Meiji reforms struck at the very heart of gōshi privilege. Like castle town samurai, they were accustomed to thinking of themselves as an elite, superior in status, if not always in wealth, to commoners. And as the lowest-ranking status group within the warrior class, they perhaps felt even more keenly the loss of the symbols of elite status, such as the right to bear arms. More concretely, the 1873 land tax revision threatened their socioeconomic power in the village. By conferring ownership rights on peasant farmers and taxing individual proprietors, the Meiji land tax eliminated the feudal role of the Satsuma gōshi as petty overlords. Not surprisingly, they flocked to the shigakkō once branch schools were established outside the city and later joined the rebel army in large numbers.
The government did not attempt to counter the shigakkō movement until late 1876, in part because it remained ignorant of the actual state of affairs.

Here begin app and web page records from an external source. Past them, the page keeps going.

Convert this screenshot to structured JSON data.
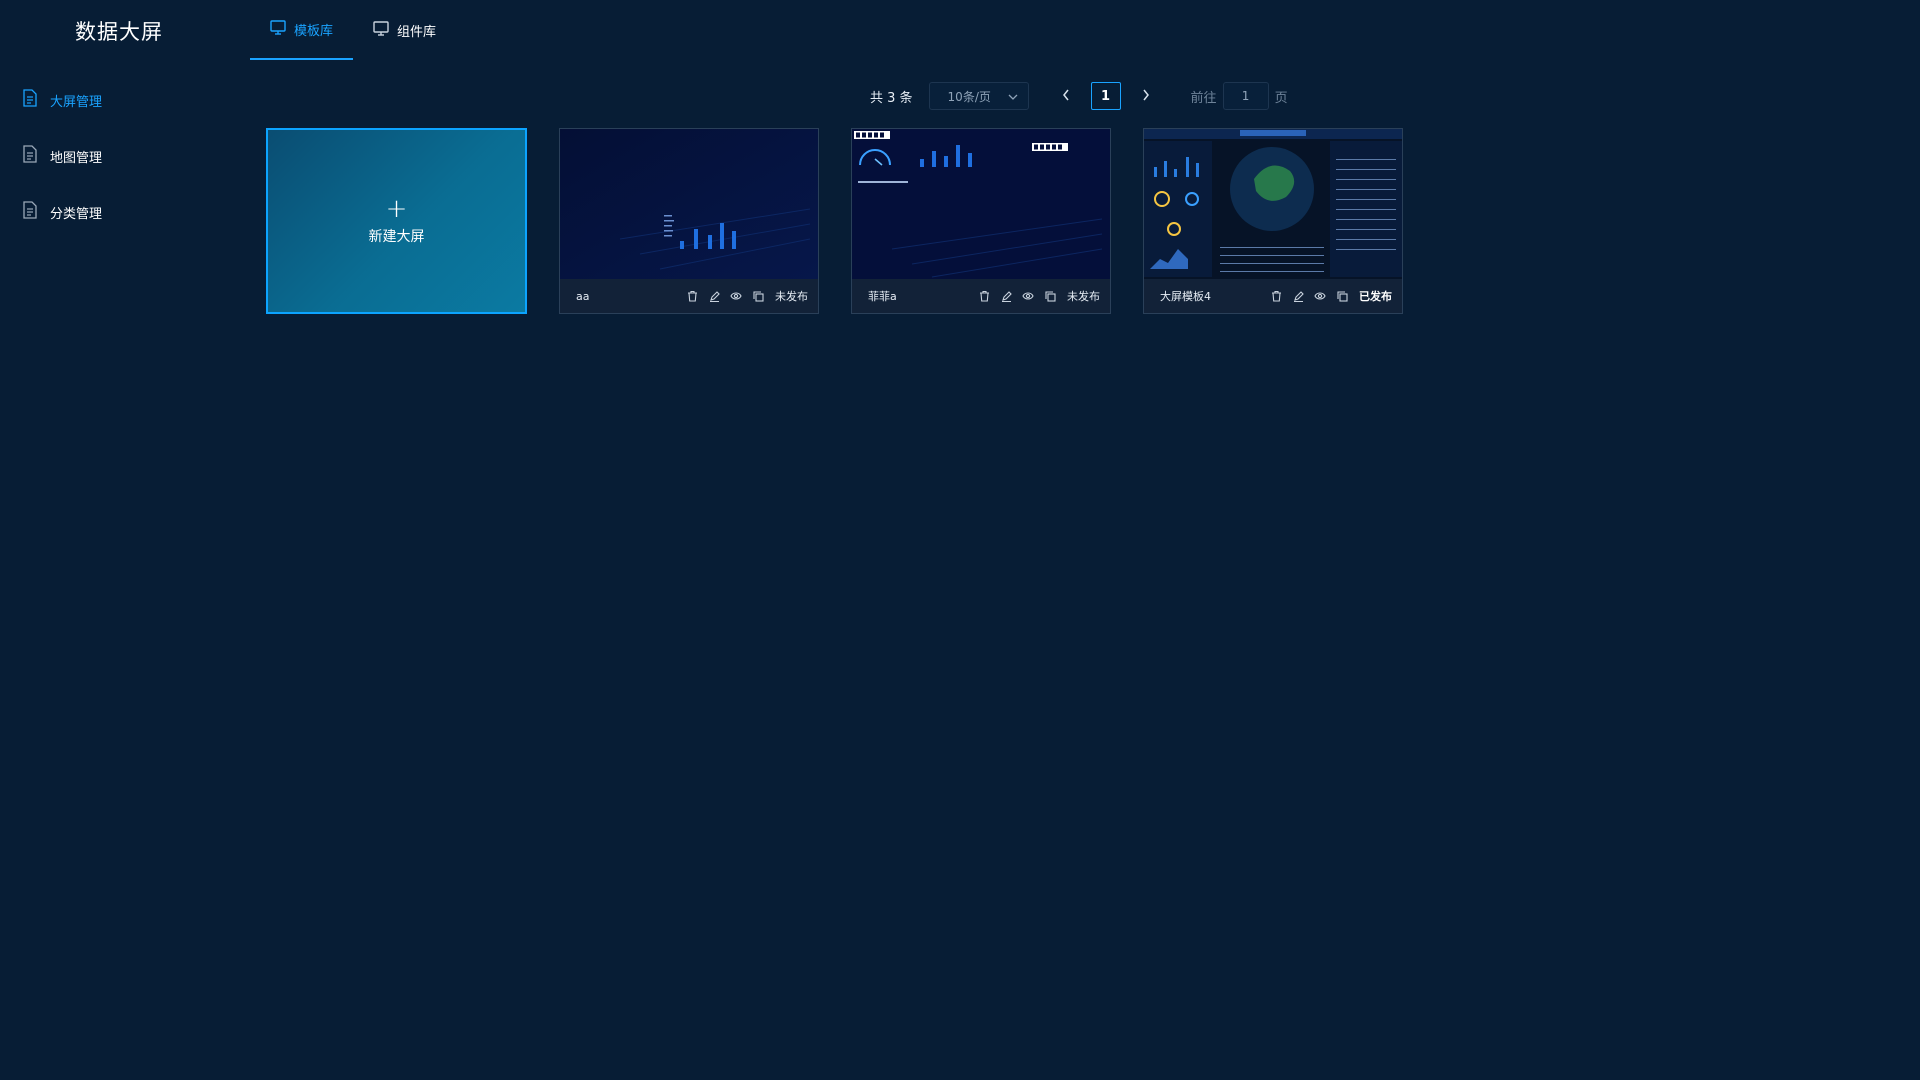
{
  "app": {
    "title": "数据大屏"
  },
  "topnav": {
    "tabs": [
      {
        "label": "模板库",
        "icon": "monitor-icon",
        "active": true
      },
      {
        "label": "组件库",
        "icon": "monitor-icon",
        "active": false
      }
    ]
  },
  "sidebar": {
    "items": [
      {
        "label": "大屏管理",
        "icon": "document-icon",
        "active": true
      },
      {
        "label": "地图管理",
        "icon": "document-icon",
        "active": false
      },
      {
        "label": "分类管理",
        "icon": "document-icon",
        "active": false
      }
    ]
  },
  "pagination": {
    "total_text": "共 3 条",
    "page_size": "10条/页",
    "current_page": "1",
    "goto_label": "前往",
    "goto_value": "1",
    "page_suffix": "页"
  },
  "new_card": {
    "plus": "+",
    "label": "新建大屏"
  },
  "cards": [
    {
      "name": "aa",
      "status": "未发布",
      "thumbnail": "bar-chart-preview"
    },
    {
      "name": "菲菲a",
      "status": "未发布",
      "thumbnail": "gauge-and-bar-preview"
    },
    {
      "name": "大屏模板4",
      "status": "已发布",
      "thumbnail": "map-dashboard-preview"
    }
  ],
  "colors": {
    "background": "#071d35",
    "accent": "#1aa3ff",
    "card_footer": "#122238"
  }
}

Prefectural officials, who would normally inform Tokyo of anti-government activity, were in complete sympathy with the movement; they remained silent and, if questioned, denied that there was any cause for alarm. Furthermore, Okubo and the other Satsuma men in the oligarchy did not want to believe that Saigō and their clansmen in Kagōshima were capable of sedition. As late as November 1876, Okubo argued that Saigō’s refusal to support the Shimpuren, Akitsuki, and Hagi uprisings was sufficient proof of his loyalty and honor and held that as long as Saigō remained in command, Satsuma would never rebel. Events soon proved Okubo wrong, but he was not entirely mistaken in his estimation of Saigō’s character, for Saigō authorized rebellion only after the actions of government agents forced his hand.

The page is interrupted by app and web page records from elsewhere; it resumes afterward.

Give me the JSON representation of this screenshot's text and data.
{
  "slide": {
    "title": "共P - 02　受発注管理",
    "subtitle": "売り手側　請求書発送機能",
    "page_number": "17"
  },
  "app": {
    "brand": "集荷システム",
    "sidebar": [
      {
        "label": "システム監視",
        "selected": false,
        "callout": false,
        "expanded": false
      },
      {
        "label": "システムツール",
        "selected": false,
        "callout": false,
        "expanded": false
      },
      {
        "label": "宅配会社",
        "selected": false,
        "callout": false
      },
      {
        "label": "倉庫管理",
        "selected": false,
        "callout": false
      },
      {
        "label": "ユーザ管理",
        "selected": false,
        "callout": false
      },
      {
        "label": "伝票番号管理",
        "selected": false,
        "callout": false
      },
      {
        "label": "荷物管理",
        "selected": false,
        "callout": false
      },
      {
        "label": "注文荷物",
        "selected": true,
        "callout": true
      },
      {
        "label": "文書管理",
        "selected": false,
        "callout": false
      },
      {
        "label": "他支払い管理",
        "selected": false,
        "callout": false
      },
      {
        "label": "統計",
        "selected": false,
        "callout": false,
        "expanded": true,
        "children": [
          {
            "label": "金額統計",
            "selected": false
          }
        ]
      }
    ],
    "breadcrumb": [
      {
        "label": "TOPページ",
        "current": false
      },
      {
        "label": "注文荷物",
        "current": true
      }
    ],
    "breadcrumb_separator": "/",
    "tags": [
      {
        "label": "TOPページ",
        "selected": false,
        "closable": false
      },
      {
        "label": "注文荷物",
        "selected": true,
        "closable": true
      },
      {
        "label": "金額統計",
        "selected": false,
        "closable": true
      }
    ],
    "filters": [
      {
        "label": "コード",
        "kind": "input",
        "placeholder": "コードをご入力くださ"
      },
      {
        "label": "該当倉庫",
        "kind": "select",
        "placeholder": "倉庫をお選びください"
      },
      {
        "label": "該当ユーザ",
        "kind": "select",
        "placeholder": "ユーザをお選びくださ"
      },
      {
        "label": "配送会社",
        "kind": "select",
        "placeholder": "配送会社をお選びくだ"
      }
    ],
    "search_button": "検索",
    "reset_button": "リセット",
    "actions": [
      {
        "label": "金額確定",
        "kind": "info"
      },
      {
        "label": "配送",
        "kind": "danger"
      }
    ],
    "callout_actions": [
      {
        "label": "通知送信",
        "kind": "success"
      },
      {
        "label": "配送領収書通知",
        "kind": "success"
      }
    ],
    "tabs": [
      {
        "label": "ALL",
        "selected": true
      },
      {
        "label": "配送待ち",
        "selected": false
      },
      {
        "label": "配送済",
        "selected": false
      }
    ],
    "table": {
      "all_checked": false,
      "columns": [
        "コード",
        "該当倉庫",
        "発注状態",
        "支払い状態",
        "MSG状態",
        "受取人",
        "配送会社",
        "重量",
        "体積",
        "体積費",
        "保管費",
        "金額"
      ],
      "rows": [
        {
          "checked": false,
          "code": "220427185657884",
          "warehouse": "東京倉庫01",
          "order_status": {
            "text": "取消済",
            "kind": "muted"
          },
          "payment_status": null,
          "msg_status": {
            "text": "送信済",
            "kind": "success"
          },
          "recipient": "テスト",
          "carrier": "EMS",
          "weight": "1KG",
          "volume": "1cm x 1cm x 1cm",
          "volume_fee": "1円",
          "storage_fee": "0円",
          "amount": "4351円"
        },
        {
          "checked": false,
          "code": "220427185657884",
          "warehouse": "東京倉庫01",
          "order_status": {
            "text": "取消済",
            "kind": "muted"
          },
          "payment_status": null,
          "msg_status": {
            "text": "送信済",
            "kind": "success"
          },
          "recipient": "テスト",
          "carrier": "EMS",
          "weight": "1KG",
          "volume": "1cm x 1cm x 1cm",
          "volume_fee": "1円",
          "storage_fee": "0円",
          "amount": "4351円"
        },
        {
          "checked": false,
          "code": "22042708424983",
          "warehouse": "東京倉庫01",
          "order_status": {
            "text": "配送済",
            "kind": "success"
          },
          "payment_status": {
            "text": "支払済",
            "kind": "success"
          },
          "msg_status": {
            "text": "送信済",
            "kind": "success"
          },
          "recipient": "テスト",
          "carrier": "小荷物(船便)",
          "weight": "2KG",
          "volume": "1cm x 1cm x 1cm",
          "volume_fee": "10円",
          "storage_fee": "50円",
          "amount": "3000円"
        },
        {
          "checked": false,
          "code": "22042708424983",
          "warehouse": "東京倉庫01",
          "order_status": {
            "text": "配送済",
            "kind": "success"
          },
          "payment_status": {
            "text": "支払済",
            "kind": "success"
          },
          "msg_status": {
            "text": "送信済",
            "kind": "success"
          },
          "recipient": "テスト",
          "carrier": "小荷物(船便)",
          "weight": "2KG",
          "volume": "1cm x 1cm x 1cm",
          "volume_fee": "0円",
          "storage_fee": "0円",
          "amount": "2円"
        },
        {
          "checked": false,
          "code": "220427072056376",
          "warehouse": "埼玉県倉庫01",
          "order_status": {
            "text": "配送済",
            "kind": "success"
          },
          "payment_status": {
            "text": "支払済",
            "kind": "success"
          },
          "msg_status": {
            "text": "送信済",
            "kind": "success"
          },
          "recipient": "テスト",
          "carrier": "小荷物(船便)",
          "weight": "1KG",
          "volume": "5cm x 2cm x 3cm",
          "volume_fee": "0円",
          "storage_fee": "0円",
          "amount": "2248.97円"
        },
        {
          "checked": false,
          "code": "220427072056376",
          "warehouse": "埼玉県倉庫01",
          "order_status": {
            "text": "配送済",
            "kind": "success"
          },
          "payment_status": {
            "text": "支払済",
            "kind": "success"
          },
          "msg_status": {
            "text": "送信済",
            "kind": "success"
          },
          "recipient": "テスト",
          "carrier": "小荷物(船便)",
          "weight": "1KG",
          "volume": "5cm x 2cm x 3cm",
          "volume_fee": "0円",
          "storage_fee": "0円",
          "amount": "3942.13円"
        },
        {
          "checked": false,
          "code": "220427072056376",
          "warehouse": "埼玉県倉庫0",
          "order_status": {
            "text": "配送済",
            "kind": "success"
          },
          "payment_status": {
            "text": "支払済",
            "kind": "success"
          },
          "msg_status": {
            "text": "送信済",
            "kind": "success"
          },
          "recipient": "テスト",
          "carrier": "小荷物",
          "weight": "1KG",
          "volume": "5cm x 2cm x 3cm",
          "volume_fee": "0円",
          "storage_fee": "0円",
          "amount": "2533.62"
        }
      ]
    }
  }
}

Late in 1876, the government sent police spies into Kagoshima to infiltrate the shigakkō. It appears that their mission was to gather intelligence, foment dissention, and in other ways undermine the movement. A few weeks after arriving in Satsuma, the spies were exposed and apprehended. Under torture, one agent confessed that he had been sent to assassinate Saigō. The only evidence was his confession, but the officers and many of the students of the shigakkō desperately wanted an excuse to go to war, and Saigō appears to have believed the facts as reported to him.

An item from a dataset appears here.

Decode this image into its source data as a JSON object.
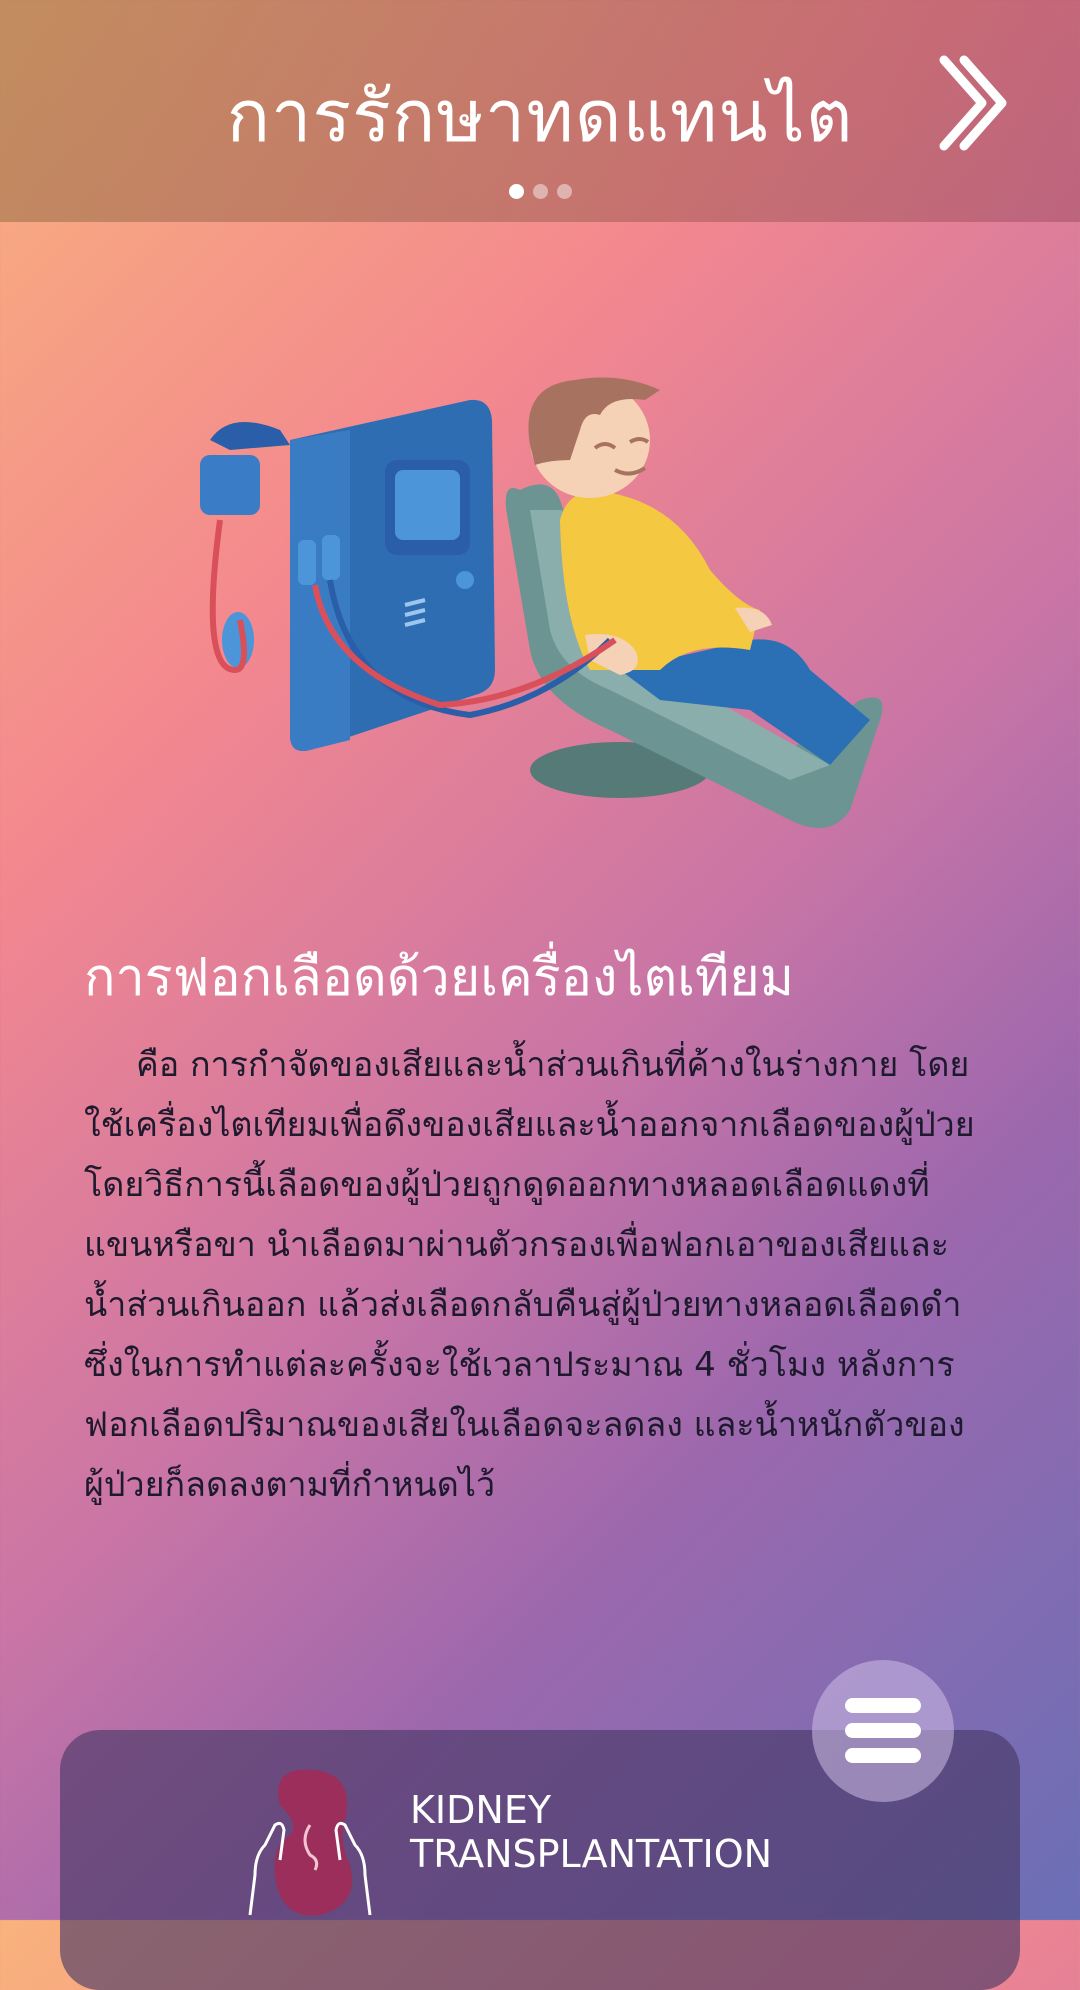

Because of the increasingly tense situation in Satsuma, the government next tried to remove munitions stored at the Kagōshima arsenal. Although a commercial steamship and civilian crew were employed to disguise the operation, shigakkō students soon discovered what was going on. Without Saigō’s knowledge, they broke into the arsenal and began carting off guns and powder. The local police did not try to stop them; emboldened, the students went one step further and forcibly prevented the ship’s crew from loading cargo. The captain immediately set sail and, upon reaching Kobe, telegraphed the news to Tokyo.